Tue May 24, 2005 12:22 AM BST
LONDON (Reuters) - When Amy Johnson became the first woman to fly solo from Britain to Australia in 1930, the intrepid aviator carried a pistol but no radio, documents released on Tuesday show.
Although there was public support for her attempt to break the then record of 15 days for the flight, set by a man, her bid was not warmly welcomed by all in officialdom.
"Adventuresses like Miss Johnson should be protected from themselves and not permitted to venture alone upon such a dangerous undertaking for purely selfish needs," sniffed a British diplomat in an internal note.
The document was among a collection of papers released on Tuesday for the first time by the National Archives.
"No radio apparatus or camera will be carried, but Miss Johnson will take a Browning pistol and 100 rounds of ammunition for use in emergency," said a wire circulated to British diplomatic missions in countries on her route.
A rookie pilot who had been flying less than a year, Johnson still had no plane to fly less than a month before she was due to take off for the 10,000 mile trip.

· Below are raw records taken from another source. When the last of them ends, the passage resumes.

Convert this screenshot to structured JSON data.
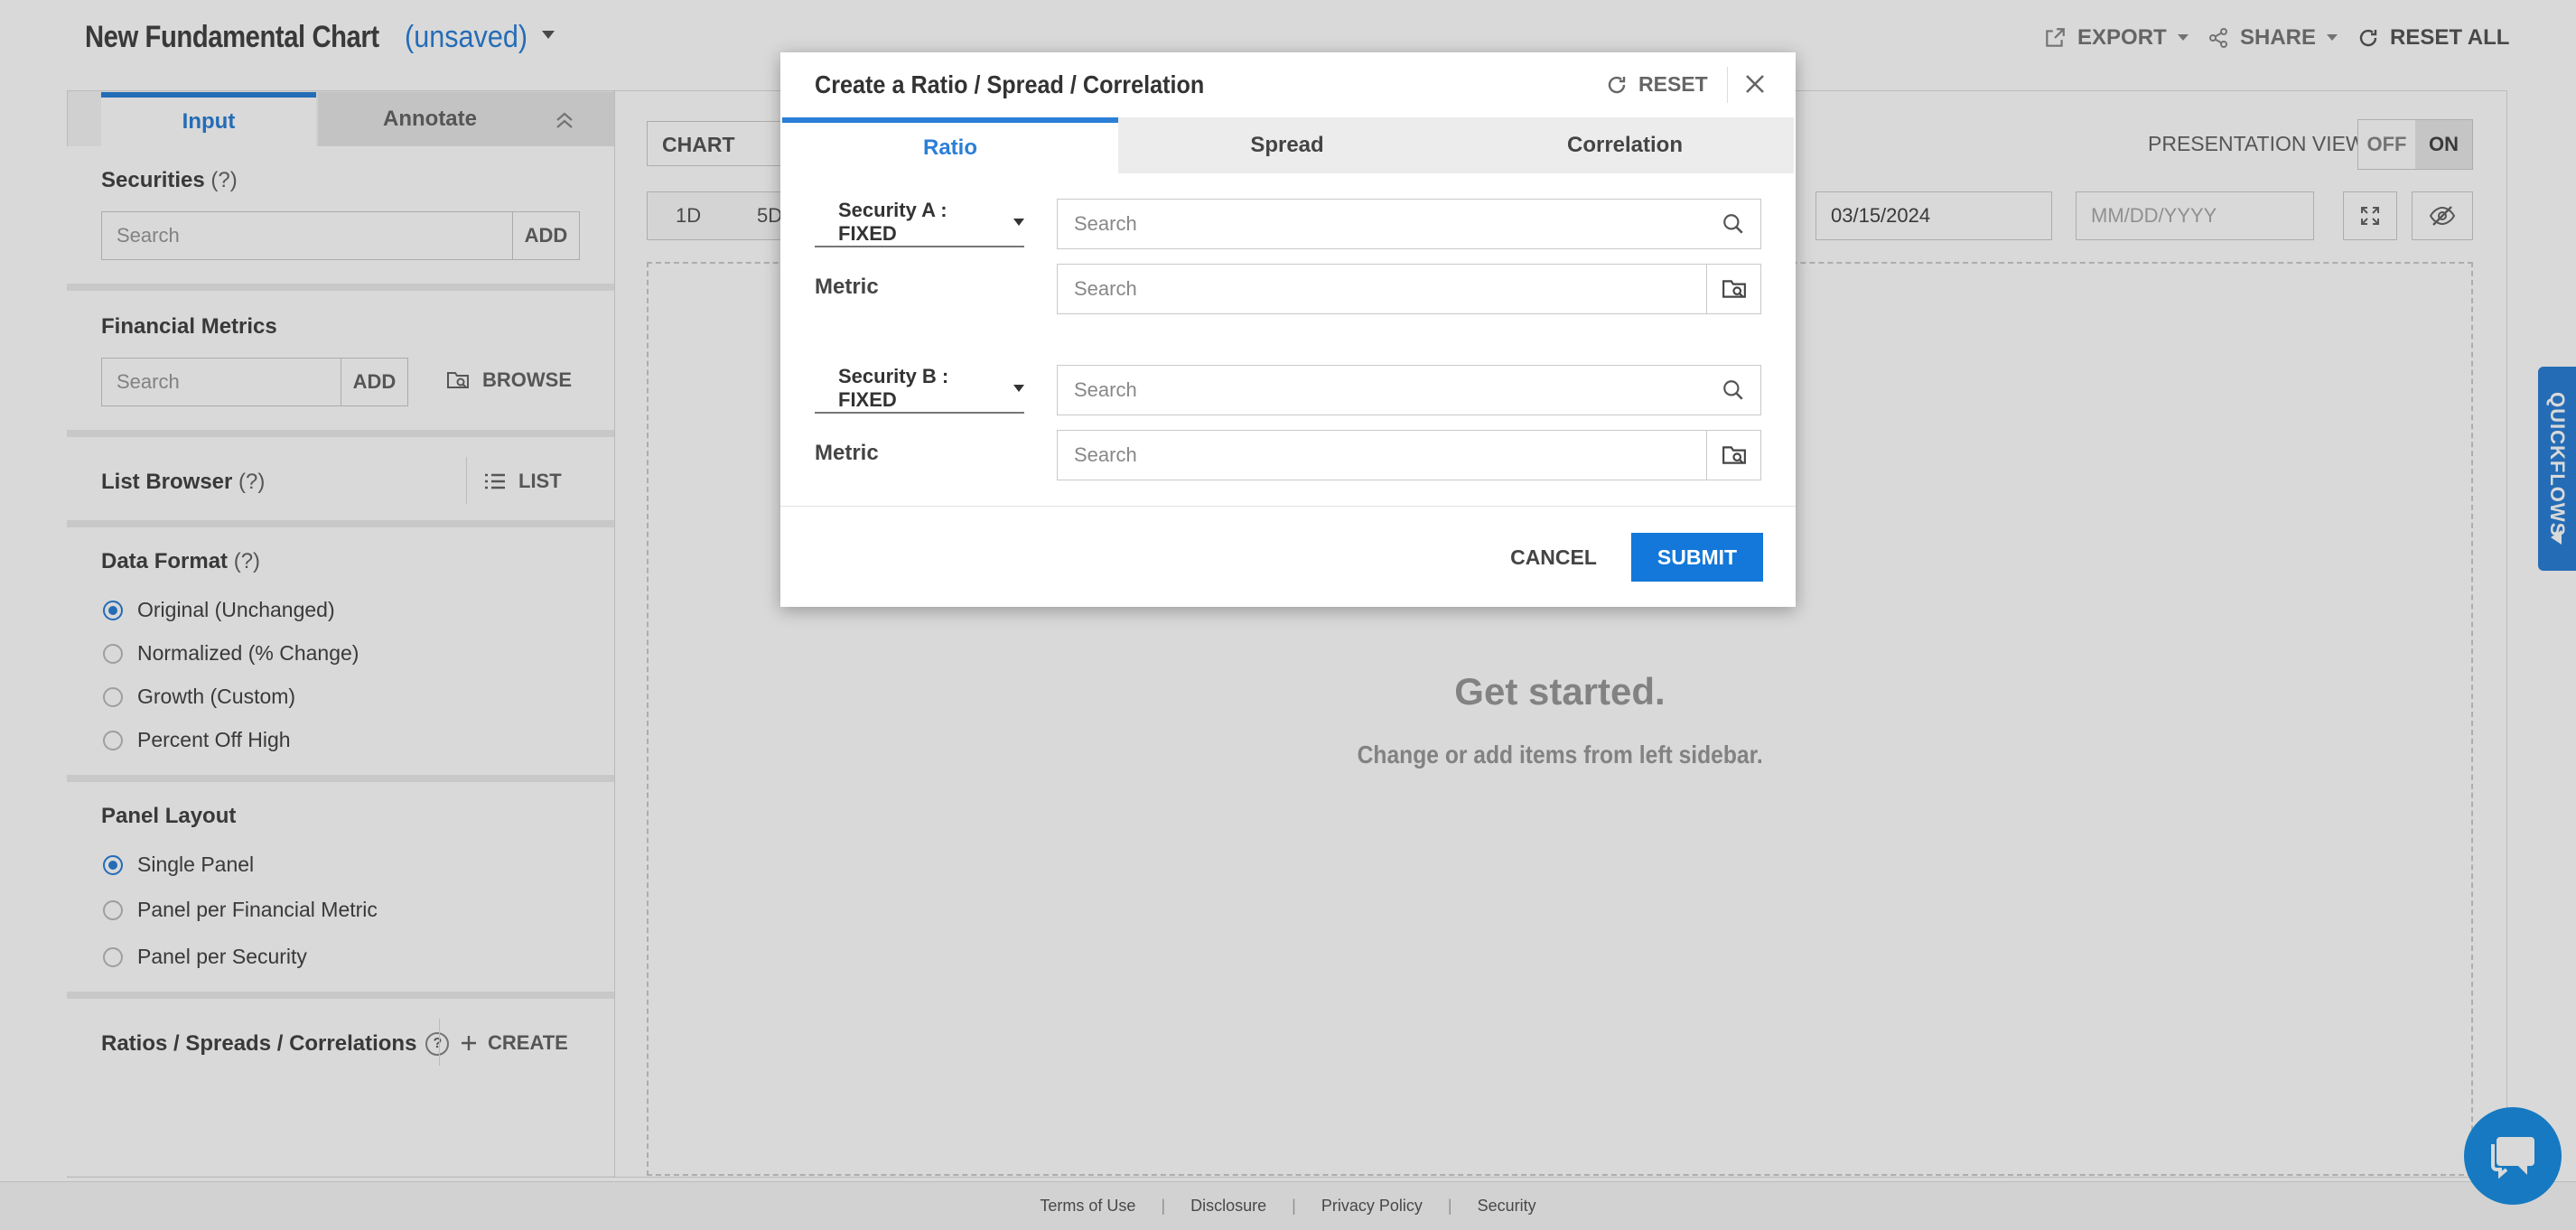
{
  "header": {
    "title": "New Fundamental Chart",
    "unsaved": "(unsaved)",
    "export_label": "EXPORT",
    "share_label": "SHARE",
    "reset_all_label": "RESET ALL"
  },
  "sidebar": {
    "tabs": [
      "Input",
      "Annotate"
    ],
    "securities": {
      "label": "Securities",
      "help": "(?)",
      "placeholder": "Search",
      "add": "ADD"
    },
    "metrics": {
      "label": "Financial Metrics",
      "placeholder": "Search",
      "add": "ADD",
      "browse": "BROWSE"
    },
    "list_browser": {
      "label": "List Browser",
      "help": "(?)",
      "list": "LIST"
    },
    "data_format": {
      "label": "Data Format",
      "help": "(?)",
      "options": [
        "Original (Unchanged)",
        "Normalized (% Change)",
        "Growth (Custom)",
        "Percent Off High"
      ],
      "selected": 0
    },
    "panel_layout": {
      "label": "Panel Layout",
      "options": [
        "Single Panel",
        "Panel per Financial Metric",
        "Panel per Security"
      ],
      "selected": 0
    },
    "ratios": {
      "label": "Ratios / Spreads / Correlations",
      "help": "?",
      "create": "CREATE"
    }
  },
  "main": {
    "chart_options": "CHART OPTIONS",
    "ranges": [
      "1D",
      "5D"
    ],
    "start_date": "03/15/2024",
    "end_placeholder": "MM/DD/YYYY",
    "presentation_view": "PRESENTATION VIEW",
    "toggle_off": "OFF",
    "toggle_on": "ON",
    "get_started": "Get started.",
    "get_started_sub": "Change or add items from left sidebar."
  },
  "modal": {
    "title": "Create a Ratio / Spread / Correlation",
    "reset": "RESET",
    "tabs": [
      "Ratio",
      "Spread",
      "Correlation"
    ],
    "active_tab": 0,
    "security_a": "Security A : FIXED",
    "security_b": "Security B : FIXED",
    "metric_label": "Metric",
    "search_placeholder": "Search",
    "cancel": "CANCEL",
    "submit": "SUBMIT"
  },
  "footer": {
    "links": [
      "Terms of Use",
      "Disclosure",
      "Privacy Policy",
      "Security"
    ]
  },
  "quickflows": {
    "label": "QUICKFLOWS"
  },
  "colors": {
    "accent": "#2b7fd6",
    "submit": "#1378d9",
    "chat": "#1a8fe3"
  }
}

"Miss Johnson has not yet obtained financial back-up. Please hold (flight approval) up till we hear further from her," an Air Ministry memo dated April 10, 1930 shows.
Johnson eventually got hold of a single-engined De Havilland Moth and took off on May 5. It took 19 days to complete the epic journey, leaving her four days shy of the record.
Johnson went on to undertake numerous solo flights in the 1930s. She was killed when she crashed into the Thames Estuary in 1941.
Her body was never recovered and there were suggestions she was on a secret wartime mission or even that she was shot down by British gunners who mistook her aircraft for an enemy bomber.